Once at work we set out bird banding. We caught a yellow-bellied flycatcher, a catbird, a ruby-throated hummingbird, a common yellowthroat, and two female American redstarts. We didn't have many nets set and they weren't up long as it was just a training session. I don't count any birds from the nets for my bird count as that seems like cheating. I did, however, see a beautiful scarlet tanager up at the top of the trees behind the building. That's 101 birds. We had to call it early to head home so Julie could go to the doctor to make sure her baby was alright after the accident so we didn't go down to the lake for lunch as planned. I'm sure I would have added a handful more birds. Maybe later in the week. It feels good to be over 100 though!

96 Brown Headed Cowbird
97 American Woodcock
98 Chimney Swift
99 Barn Swallow
100 Eastern Kingbird
101 Scarlet Tanager

Friday, May 11, 2007

Thar She Blows!

This is the best clip of video I've seen in a long time. I'm so happy to have stumbled upon it and so happy to share it with you. Behold the power of nature. Ahh let's hear it for storm surges and under-sized storm sewers.

It is actually two clips put together, I love when the guy starts to run in the second half. I'd run like hell too. Apparently is this MN-DOT footage from a storm in July of 1999. The overpass is 35th street on Hwy 35W.

Monday, May 07, 2007

Phoebe Nest Camera

This is really exciting. Warner Nature Center is part of a birdhouse network program with Cornell Lab of Ornithology and last week we installed a nest camera on an Eastern Phoebe nest. The image above is a live image of the nest. If the phoebe is on it you can see her while if she is away feeding you can see there are five eggs. If you are viewing this later in the summer it may show the young as well. If you viewing this years down the road I have no idea what will show up. The camera uses infrared lights so we can keep track of the nest at night as well.

The image is refreshed every 30 seconds though you'll have to refresh your browser page to see it. The way I have it set up here it just grabs the current picture when you visit the blog.
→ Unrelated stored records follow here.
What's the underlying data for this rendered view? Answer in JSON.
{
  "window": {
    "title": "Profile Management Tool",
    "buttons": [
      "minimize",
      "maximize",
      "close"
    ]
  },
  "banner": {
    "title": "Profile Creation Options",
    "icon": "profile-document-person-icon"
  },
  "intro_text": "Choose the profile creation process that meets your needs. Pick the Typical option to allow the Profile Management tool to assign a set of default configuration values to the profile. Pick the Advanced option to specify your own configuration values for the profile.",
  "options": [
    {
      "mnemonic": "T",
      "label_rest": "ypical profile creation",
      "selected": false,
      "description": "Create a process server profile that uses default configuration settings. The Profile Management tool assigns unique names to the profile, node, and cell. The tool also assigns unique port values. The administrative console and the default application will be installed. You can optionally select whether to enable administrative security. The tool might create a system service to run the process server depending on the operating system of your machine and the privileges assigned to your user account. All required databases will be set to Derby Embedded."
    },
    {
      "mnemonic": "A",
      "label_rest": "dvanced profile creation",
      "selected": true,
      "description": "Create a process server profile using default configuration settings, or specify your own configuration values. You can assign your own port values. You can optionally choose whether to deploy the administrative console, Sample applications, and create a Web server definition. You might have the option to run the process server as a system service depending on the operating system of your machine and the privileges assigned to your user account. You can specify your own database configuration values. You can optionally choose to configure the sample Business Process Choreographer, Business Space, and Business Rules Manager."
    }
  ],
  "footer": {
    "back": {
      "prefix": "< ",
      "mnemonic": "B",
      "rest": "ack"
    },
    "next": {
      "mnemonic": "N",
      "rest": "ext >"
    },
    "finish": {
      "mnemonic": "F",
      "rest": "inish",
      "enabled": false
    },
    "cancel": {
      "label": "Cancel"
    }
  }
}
This camera is unique as we have the only camera in the program that is on a "wild" nest. All the other cameras are in nest boxes.

You can visit the cornell website for captured highlights from the season.